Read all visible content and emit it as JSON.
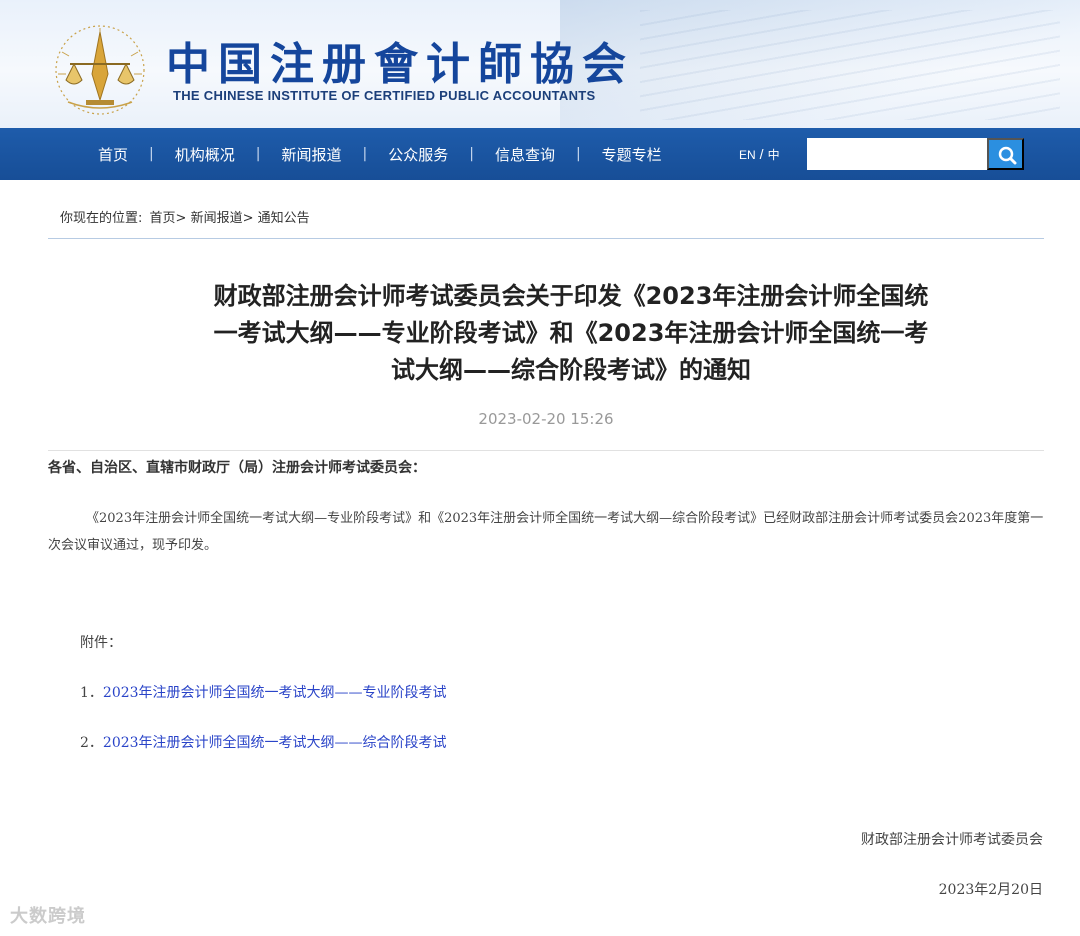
{
  "header": {
    "site_name_cn": "中国注册會计師協会",
    "site_name_en": "THE CHINESE INSTITUTE OF CERTIFIED PUBLIC ACCOUNTANTS"
  },
  "nav": {
    "items": [
      {
        "label": "首页"
      },
      {
        "label": "机构概况"
      },
      {
        "label": "新闻报道"
      },
      {
        "label": "公众服务"
      },
      {
        "label": "信息查询"
      },
      {
        "label": "专题专栏"
      }
    ],
    "separator": "|",
    "lang_en": "EN",
    "lang_slash": "/",
    "lang_cn": "中",
    "search_value": ""
  },
  "breadcrumb": {
    "prefix": "你现在的位置:",
    "items": [
      "首页>",
      "新闻报道>",
      "通知公告"
    ]
  },
  "article": {
    "title_lines": [
      "财政部注册会计师考试委员会关于印发《2023年注册会计师全国统",
      "一考试大纲——专业阶段考试》和《2023年注册会计师全国统一考",
      "试大纲——综合阶段考试》的通知"
    ],
    "date": "2023-02-20 15:26",
    "addressee": "各省、自治区、直辖市财政厅（局）注册会计师考试委员会：",
    "body": "《2023年注册会计师全国统一考试大纲—专业阶段考试》和《2023年注册会计师全国统一考试大纲—综合阶段考试》已经财政部注册会计师考试委员会2023年度第一次会议审议通过，现予印发。",
    "attachment_label": "附件：",
    "attachments": [
      {
        "num": "1．",
        "label": "2023年注册会计师全国统一考试大纲——专业阶段考试"
      },
      {
        "num": "2．",
        "label": "2023年注册会计师全国统一考试大纲——综合阶段考试"
      }
    ],
    "signature": "财政部注册会计师考试委员会",
    "signature_date": "2023年2月20日"
  },
  "watermark": "大数跨境",
  "colors": {
    "nav_bg": "#1e5cab",
    "brand_blue": "#15469c",
    "search_btn": "#2b8fe0",
    "link": "#2a44c8"
  },
  "icons": {
    "logo": "scales-of-justice-emblem",
    "search": "search-icon"
  }
}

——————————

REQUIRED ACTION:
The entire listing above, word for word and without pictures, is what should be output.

REPLY:
Read all visible content and emit it as JSON.
{
  "header": {
    "site_name_cn": "中国注册會计師協会",
    "site_name_en": "THE CHINESE INSTITUTE OF CERTIFIED PUBLIC ACCOUNTANTS"
  },
  "nav": {
    "items": [
      {
        "label": "首页"
      },
      {
        "label": "机构概况"
      },
      {
        "label": "新闻报道"
      },
      {
        "label": "公众服务"
      },
      {
        "label": "信息查询"
      },
      {
        "label": "专题专栏"
      }
    ],
    "separator": "|",
    "lang_en": "EN",
    "lang_slash": "/",
    "lang_cn": "中",
    "search_value": ""
  },
  "breadcrumb": {
    "prefix": "你现在的位置:",
    "items": [
      "首页>",
      "新闻报道>",
      "通知公告"
    ]
  },
  "article": {
    "title_lines": [
      "财政部注册会计师考试委员会关于印发《2023年注册会计师全国统",
      "一考试大纲——专业阶段考试》和《2023年注册会计师全国统一考",
      "试大纲——综合阶段考试》的通知"
    ],
    "date": "2023-02-20 15:26",
    "addressee": "各省、自治区、直辖市财政厅（局）注册会计师考试委员会：",
    "body": "《2023年注册会计师全国统一考试大纲—专业阶段考试》和《2023年注册会计师全国统一考试大纲—综合阶段考试》已经财政部注册会计师考试委员会2023年度第一次会议审议通过，现予印发。",
    "attachment_label": "附件：",
    "attachments": [
      {
        "num": "1．",
        "label": "2023年注册会计师全国统一考试大纲——专业阶段考试"
      },
      {
        "num": "2．",
        "label": "2023年注册会计师全国统一考试大纲——综合阶段考试"
      }
    ],
    "signature": "财政部注册会计师考试委员会",
    "signature_date": "2023年2月20日"
  },
  "watermark": "大数跨境",
  "colors": {
    "nav_bg": "#1e5cab",
    "brand_blue": "#15469c",
    "search_btn": "#2b8fe0",
    "link": "#2a44c8"
  },
  "icons": {
    "logo": "scales-of-justice-emblem",
    "search": "search-icon"
  }
}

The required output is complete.